What the exercise asks:
Whenever a line of the entries below holds the string "process", copy that line and return it.
_ _ _ _
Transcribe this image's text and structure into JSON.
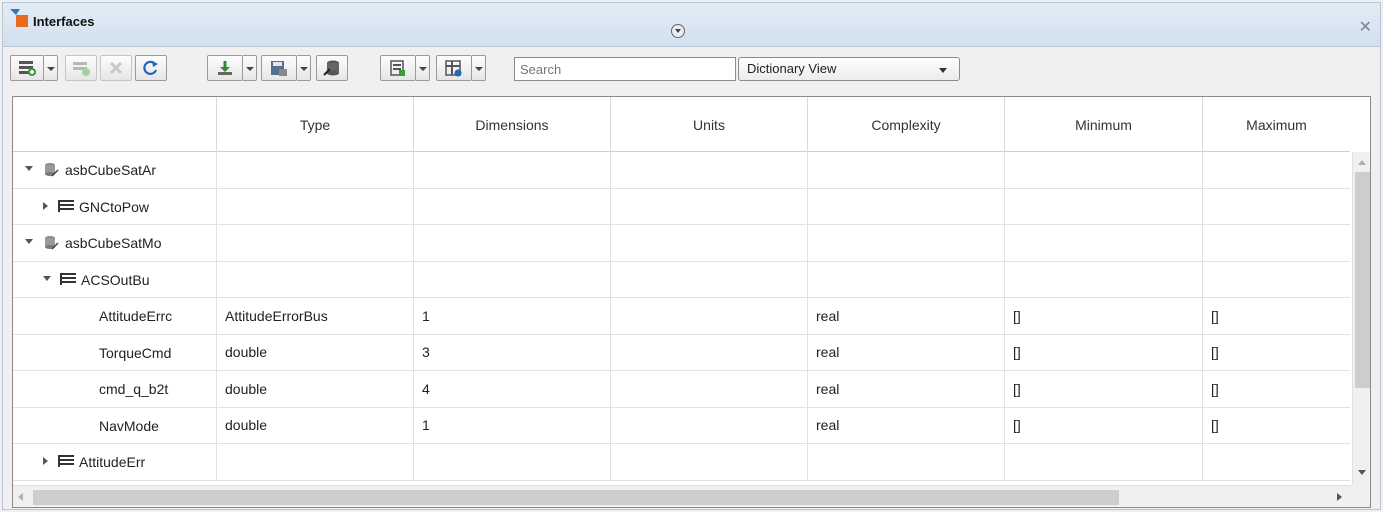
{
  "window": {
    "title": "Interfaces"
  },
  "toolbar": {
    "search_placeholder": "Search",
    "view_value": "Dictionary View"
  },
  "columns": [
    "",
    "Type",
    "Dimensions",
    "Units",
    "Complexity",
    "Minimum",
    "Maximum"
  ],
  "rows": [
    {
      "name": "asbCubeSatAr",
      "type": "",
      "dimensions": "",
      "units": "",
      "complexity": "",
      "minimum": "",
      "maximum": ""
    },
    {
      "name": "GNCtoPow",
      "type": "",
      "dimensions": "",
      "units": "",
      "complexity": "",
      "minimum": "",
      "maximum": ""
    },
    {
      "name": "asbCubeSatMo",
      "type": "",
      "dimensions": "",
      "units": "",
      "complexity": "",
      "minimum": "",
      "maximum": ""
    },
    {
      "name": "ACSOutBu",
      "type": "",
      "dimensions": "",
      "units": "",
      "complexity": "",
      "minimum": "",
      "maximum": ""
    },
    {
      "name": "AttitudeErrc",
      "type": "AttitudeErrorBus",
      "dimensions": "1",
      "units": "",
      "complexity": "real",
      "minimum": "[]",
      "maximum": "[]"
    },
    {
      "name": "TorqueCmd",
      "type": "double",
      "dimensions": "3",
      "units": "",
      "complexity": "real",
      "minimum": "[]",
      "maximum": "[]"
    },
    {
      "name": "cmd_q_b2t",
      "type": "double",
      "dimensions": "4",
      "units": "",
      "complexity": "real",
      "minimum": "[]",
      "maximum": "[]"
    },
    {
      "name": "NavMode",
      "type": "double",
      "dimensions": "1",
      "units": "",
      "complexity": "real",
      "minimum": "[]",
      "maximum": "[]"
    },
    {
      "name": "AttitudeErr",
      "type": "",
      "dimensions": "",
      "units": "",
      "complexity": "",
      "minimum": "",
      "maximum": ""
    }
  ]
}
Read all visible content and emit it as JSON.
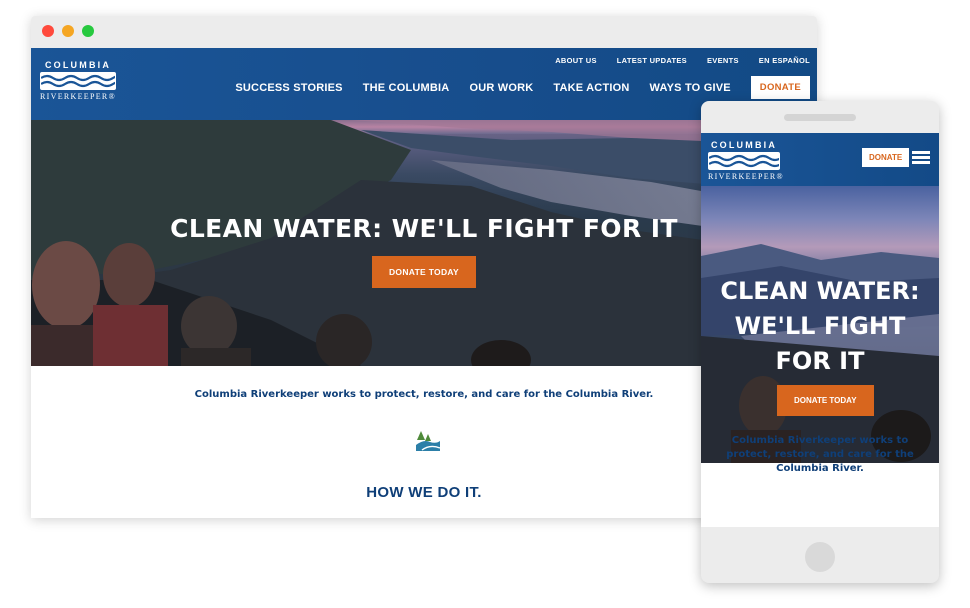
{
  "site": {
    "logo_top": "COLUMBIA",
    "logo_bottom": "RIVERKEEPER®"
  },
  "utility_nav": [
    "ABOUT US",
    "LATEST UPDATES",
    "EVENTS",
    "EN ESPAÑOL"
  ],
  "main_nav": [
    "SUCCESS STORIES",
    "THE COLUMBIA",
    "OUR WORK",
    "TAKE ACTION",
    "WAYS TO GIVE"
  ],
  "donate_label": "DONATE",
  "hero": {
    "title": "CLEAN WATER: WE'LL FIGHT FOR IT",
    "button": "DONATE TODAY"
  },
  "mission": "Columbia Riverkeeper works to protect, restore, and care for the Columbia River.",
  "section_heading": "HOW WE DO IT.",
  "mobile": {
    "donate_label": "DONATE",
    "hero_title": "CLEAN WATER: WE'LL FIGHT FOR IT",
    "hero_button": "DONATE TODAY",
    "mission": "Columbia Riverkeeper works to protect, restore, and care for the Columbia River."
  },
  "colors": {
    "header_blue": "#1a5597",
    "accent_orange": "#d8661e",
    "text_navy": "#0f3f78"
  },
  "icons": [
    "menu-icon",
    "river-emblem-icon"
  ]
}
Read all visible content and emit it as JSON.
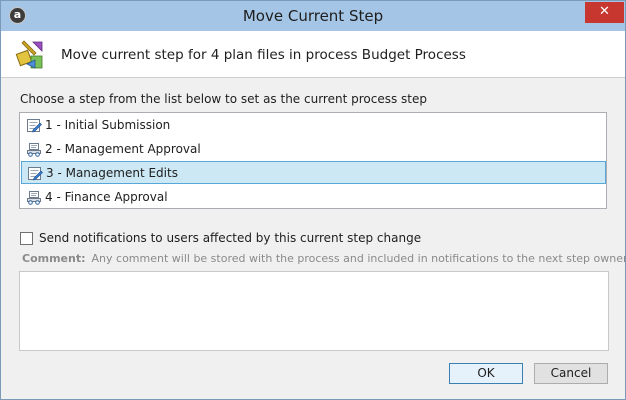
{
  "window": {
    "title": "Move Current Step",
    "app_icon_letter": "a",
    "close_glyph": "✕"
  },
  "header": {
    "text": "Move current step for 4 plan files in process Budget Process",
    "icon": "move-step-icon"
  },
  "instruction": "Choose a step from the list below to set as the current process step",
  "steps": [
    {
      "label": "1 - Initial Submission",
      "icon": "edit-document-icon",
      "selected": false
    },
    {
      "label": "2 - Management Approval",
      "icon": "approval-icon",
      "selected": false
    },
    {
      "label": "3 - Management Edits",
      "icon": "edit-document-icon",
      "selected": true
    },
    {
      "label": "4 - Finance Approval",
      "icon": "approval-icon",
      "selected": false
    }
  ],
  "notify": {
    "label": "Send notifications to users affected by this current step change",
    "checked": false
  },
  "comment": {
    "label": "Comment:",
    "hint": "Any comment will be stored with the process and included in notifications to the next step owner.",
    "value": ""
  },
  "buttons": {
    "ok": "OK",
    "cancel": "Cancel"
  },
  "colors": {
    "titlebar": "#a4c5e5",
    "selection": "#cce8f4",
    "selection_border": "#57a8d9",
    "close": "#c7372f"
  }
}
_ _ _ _
Answer space:
    "text": "Move current step for 4 plan files in process Budget Process",
  "instruction": "Choose a step from the list below to set as the current process step",
    "hint": "Any comment will be stored with the process and included in notifications to the next step owner.",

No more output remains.